Component data from apps and pages:

((

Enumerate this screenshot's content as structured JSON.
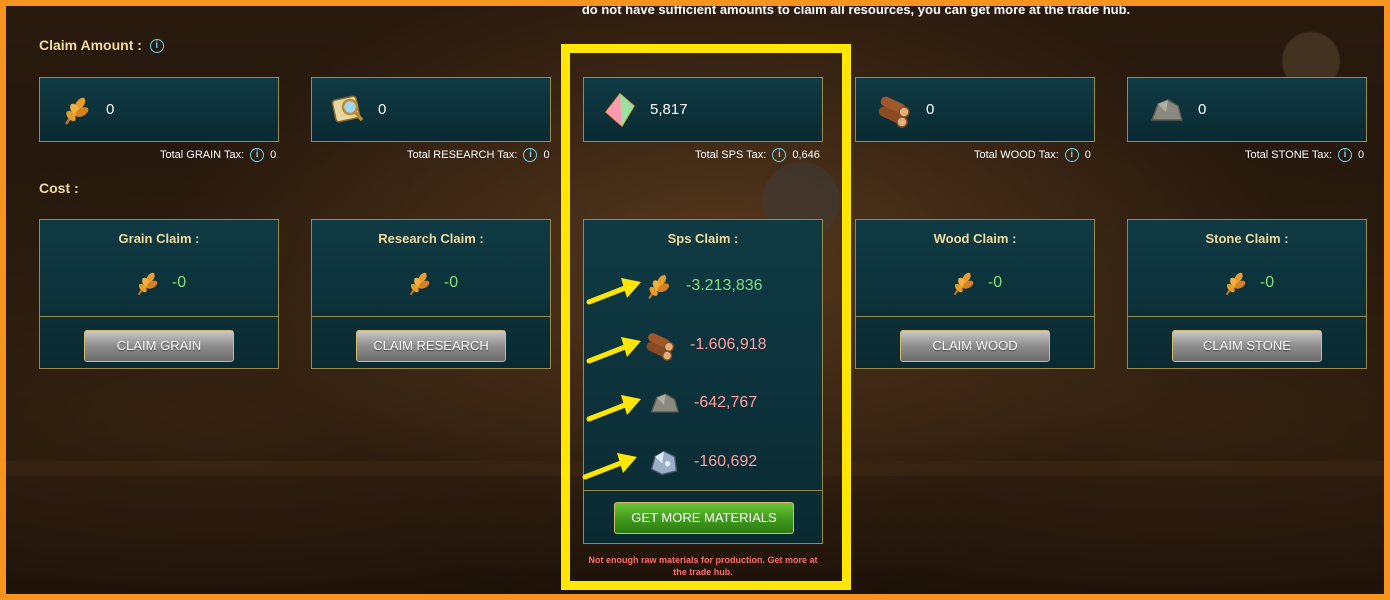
{
  "notice": "do not have sufficient amounts to claim all resources, you can get more at the trade hub.",
  "claim_amount_label": "Claim Amount :",
  "cost_label": "Cost :",
  "info_glyph": "i",
  "resources": [
    {
      "key": "grain",
      "icon": "wheat-icon",
      "amount": "0",
      "tax_label": "Total GRAIN Tax:",
      "tax_value": "0"
    },
    {
      "key": "research",
      "icon": "research-scroll-icon",
      "amount": "0",
      "tax_label": "Total RESEARCH Tax:",
      "tax_value": "0"
    },
    {
      "key": "sps",
      "icon": "sps-crystal-icon",
      "amount": "5,817",
      "tax_label": "Total SPS Tax:",
      "tax_value": "0,646"
    },
    {
      "key": "wood",
      "icon": "wood-logs-icon",
      "amount": "0",
      "tax_label": "Total WOOD Tax:",
      "tax_value": "0"
    },
    {
      "key": "stone",
      "icon": "stone-icon",
      "amount": "0",
      "tax_label": "Total STONE Tax:",
      "tax_value": "0"
    }
  ],
  "cost_cards": {
    "grain": {
      "title": "Grain Claim :",
      "value": "-0",
      "button": "CLAIM GRAIN"
    },
    "research": {
      "title": "Research Claim :",
      "value": "-0",
      "button": "CLAIM RESEARCH"
    },
    "wood": {
      "title": "Wood Claim :",
      "value": "-0",
      "button": "CLAIM WOOD"
    },
    "stone": {
      "title": "Stone Claim :",
      "value": "-0",
      "button": "CLAIM STONE"
    }
  },
  "sps_card": {
    "title": "Sps Claim :",
    "grain_cost": "-3.213,836",
    "wood_cost": "-1.606,918",
    "stone_cost": "-642,767",
    "iron_cost": "-160,692",
    "button": "GET MORE MATERIALS",
    "warning": "Not enough raw materials for production. Get more at the trade hub."
  },
  "colors": {
    "highlight": "#ffe600",
    "border_frame": "#f7941d",
    "positive": "#7ee07a",
    "negative": "#ff9e9e"
  }
}
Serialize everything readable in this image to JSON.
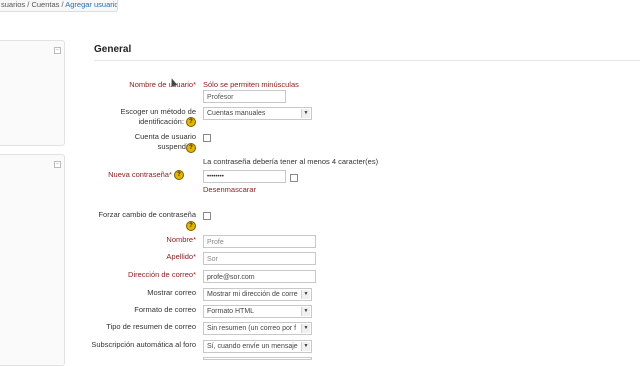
{
  "breadcrumb": {
    "items": [
      "suarios",
      "Cuentas"
    ],
    "separator": " / ",
    "current": "Agregar usuario"
  },
  "section": {
    "title": "General"
  },
  "form": {
    "username": {
      "label": "Nombre de usuario*",
      "hint": "Sólo se permiten minúsculas",
      "value": "Profesor"
    },
    "auth": {
      "label_line1": "Escoger un método de",
      "label_line2": "identificación",
      "value": "Cuentas manuales"
    },
    "suspended": {
      "label": "Cuenta de usuario suspendida"
    },
    "password": {
      "note": "La contraseña debería tener al menos 4 caracter(es)",
      "label": "Nueva contraseña*",
      "value": "••••••••",
      "unmask": "Desenmascarar"
    },
    "force_change": {
      "label": "Forzar cambio de contraseña"
    },
    "firstname": {
      "label": "Nombre*",
      "value": "Profe"
    },
    "lastname": {
      "label": "Apellido*",
      "value": "Sor"
    },
    "email": {
      "label": "Dirección de correo*",
      "value": "profe@sor.com"
    },
    "show_email": {
      "label": "Mostrar correo",
      "value": "Mostrar mi dirección de corre"
    },
    "email_format": {
      "label": "Formato de correo",
      "value": "Formato HTML"
    },
    "digest": {
      "label": "Tipo de resumen de correo",
      "value": "Sin resumen (un correo por f"
    },
    "autosubscribe": {
      "label": "Subscripción automática al foro",
      "value": "Sí, cuando envíe un mensaje"
    }
  },
  "icons": {
    "help": "help-icon",
    "collapse": "collapse-icon",
    "dropdown": "chevron-down-icon"
  },
  "colors": {
    "required": "#8a1c1c",
    "link": "#2a6ea8",
    "help": "#e3b400"
  }
}
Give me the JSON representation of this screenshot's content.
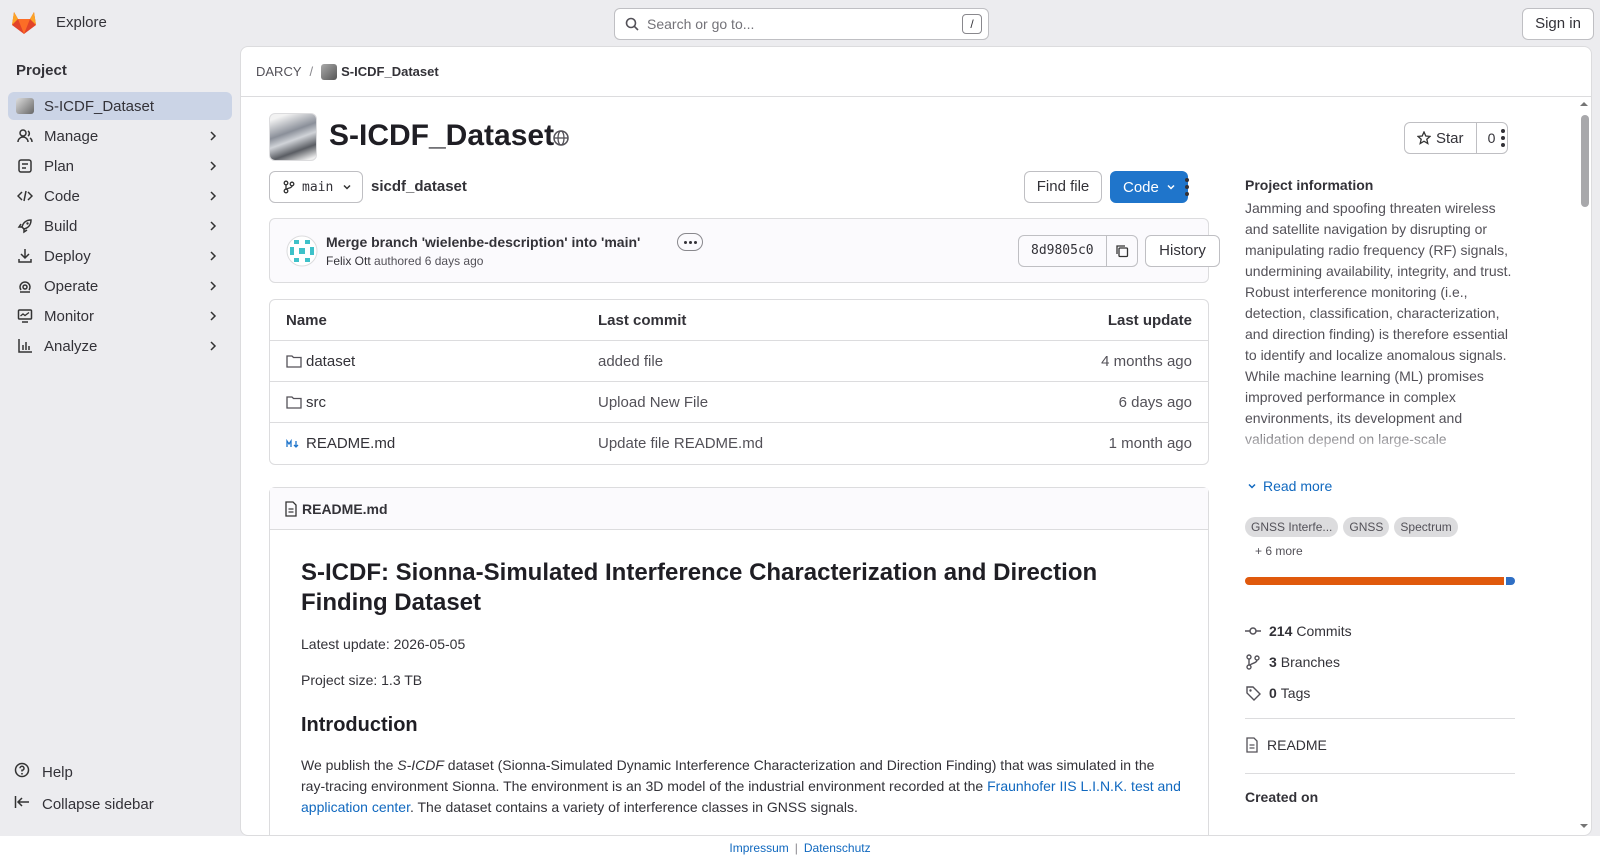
{
  "topbar": {
    "explore_label": "Explore",
    "search_placeholder": "Search or go to...",
    "search_shortcut": "/",
    "signin_label": "Sign in"
  },
  "sidebar": {
    "section_title": "Project",
    "project_name": "S-ICDF_Dataset",
    "items": [
      {
        "label": "Manage",
        "icon": "manage-icon"
      },
      {
        "label": "Plan",
        "icon": "plan-icon"
      },
      {
        "label": "Code",
        "icon": "code-icon"
      },
      {
        "label": "Build",
        "icon": "rocket-icon"
      },
      {
        "label": "Deploy",
        "icon": "deploy-icon"
      },
      {
        "label": "Operate",
        "icon": "operate-icon"
      },
      {
        "label": "Monitor",
        "icon": "monitor-icon"
      },
      {
        "label": "Analyze",
        "icon": "chart-icon"
      }
    ],
    "help_label": "Help",
    "collapse_label": "Collapse sidebar"
  },
  "breadcrumb": {
    "group": "DARCY",
    "project": "S-ICDF_Dataset"
  },
  "project": {
    "title": "S-ICDF_Dataset",
    "star_label": "Star",
    "star_count": "0",
    "branch": "main",
    "path": "sicdf_dataset",
    "find_file_label": "Find file",
    "code_label": "Code"
  },
  "last_commit": {
    "message": "Merge branch 'wielenbe-description' into 'main'",
    "author": "Felix Ott",
    "action": "authored",
    "when": "6 days ago",
    "sha": "8d9805c0",
    "history_label": "History"
  },
  "file_table": {
    "headers": {
      "name": "Name",
      "commit": "Last commit",
      "update": "Last update"
    },
    "rows": [
      {
        "name": "dataset",
        "type": "folder",
        "commit": "added file",
        "update": "4 months ago"
      },
      {
        "name": "src",
        "type": "folder",
        "commit": "Upload New File",
        "update": "6 days ago"
      },
      {
        "name": "README.md",
        "type": "markdown",
        "commit": "Update file README.md",
        "update": "1 month ago"
      }
    ]
  },
  "readme": {
    "filename": "README.md",
    "h1": "S-ICDF: Sionna-Simulated Interference Characterization and Direction Finding Dataset",
    "latest_update": "Latest update: 2026-05-05",
    "project_size": "Project size: 1.3 TB",
    "intro_heading": "Introduction",
    "intro_pre": "We publish the ",
    "intro_em": "S-ICDF",
    "intro_mid": " dataset (Sionna-Simulated Dynamic Interference Characterization and Direction Finding) that was simulated in the ray-tracing environment Sionna. The environment is an 3D model of the industrial environment recorded at the ",
    "intro_link": "Fraunhofer IIS L.I.N.K. test and application center",
    "intro_post": ". The dataset contains a variety of interference classes in GNSS signals."
  },
  "project_info": {
    "title": "Project information",
    "description": "Jamming and spoofing threaten wireless and satellite navigation by disrupting or manipulating radio frequency (RF) signals, undermining availability, integrity, and trust. Robust interference monitoring (i.e., detection, classification, characterization, and direction finding) is therefore essential to identify and localize anomalous signals. While machine learning (ML) promises improved performance in complex environments, its development and validation depend on large-scale",
    "read_more": "Read more",
    "topics": [
      "GNSS Interfe...",
      "GNSS",
      "Spectrum"
    ],
    "more_topics": "+ 6 more",
    "languages": [
      {
        "share": 0.965,
        "color": "#e0590c"
      },
      {
        "share": 0.035,
        "color": "#2f6fc4"
      }
    ],
    "commits_count": "214",
    "commits_label": "Commits",
    "branches_count": "3",
    "branches_label": "Branches",
    "tags_count": "0",
    "tags_label": "Tags",
    "readme_link": "README",
    "created_on_label": "Created on"
  },
  "footer": {
    "impressum": "Impressum",
    "datenschutz": "Datenschutz"
  }
}
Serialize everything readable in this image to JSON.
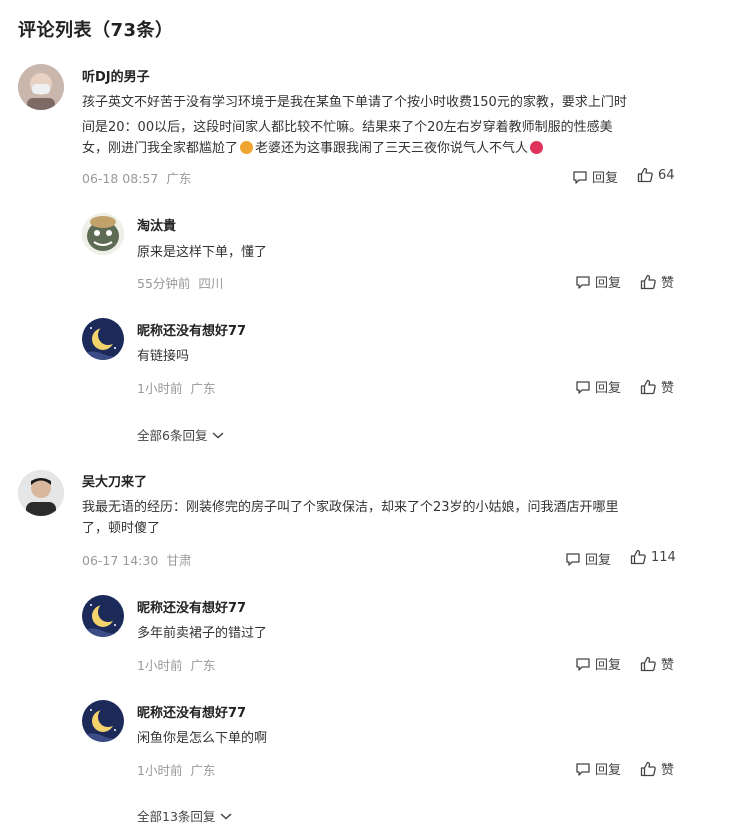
{
  "page": {
    "title": "评论列表（73条）"
  },
  "labels": {
    "reply": "回复",
    "like": "赞"
  },
  "comments": [
    {
      "user": "听DJ的男子",
      "lines": [
        "孩子英文不好苦于没有学习环境于是我在某鱼下单请了个按小时收费150元的家教，要求上门时",
        "间是20：00以后，这段时间家人都比较不忙嘛。结果来了个20左右岁穿着教师制服的性感美",
        "女，刚进门我全家都尴尬了",
        "老婆还为这事跟我闹了三天三夜你说气人不气人"
      ],
      "time": "06-18 08:57",
      "location": "广东",
      "likes": "64",
      "replies": [
        {
          "user": "淘汰貴",
          "text": "原来是这样下单，懂了",
          "time": "55分钟前",
          "location": "四川"
        },
        {
          "user": "昵称还没有想好77",
          "text": "有链接吗",
          "time": "1小时前",
          "location": "广东"
        }
      ],
      "more": "全部6条回复"
    },
    {
      "user": "吴大刀来了",
      "lines": [
        "我最无语的经历：刚装修完的房子叫了个家政保洁，却来了个23岁的小姑娘，问我酒店开哪里",
        "了，顿时傻了"
      ],
      "time": "06-17 14:30",
      "location": "甘肃",
      "likes": "114",
      "replies": [
        {
          "user": "昵称还没有想好77",
          "text": "多年前卖裙子的错过了",
          "time": "1小时前",
          "location": "广东"
        },
        {
          "user": "昵称还没有想好77",
          "text": "闲鱼你是怎么下单的啊",
          "time": "1小时前",
          "location": "广东"
        }
      ],
      "more": "全部13条回复"
    }
  ],
  "colors": {
    "meta": "#999999",
    "text": "#333333",
    "moon_bg": "#1c2a5a",
    "moon": "#f3d36b"
  },
  "icons": {
    "reply": "comment-bubble-icon",
    "like": "thumbs-up-icon",
    "more": "chevron-down-icon"
  }
}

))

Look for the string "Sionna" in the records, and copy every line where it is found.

    "h1": "S-ICDF: Sionna-Simulated Interference Characterization and Direction Finding Dataset",
    "intro_mid": " dataset (Sionna-Simulated Dynamic Interference Characterization and Direction Finding) that was simulated in the ray-tracing environment Sionna. The environment is an 3D model of the industrial environment recorded at the ",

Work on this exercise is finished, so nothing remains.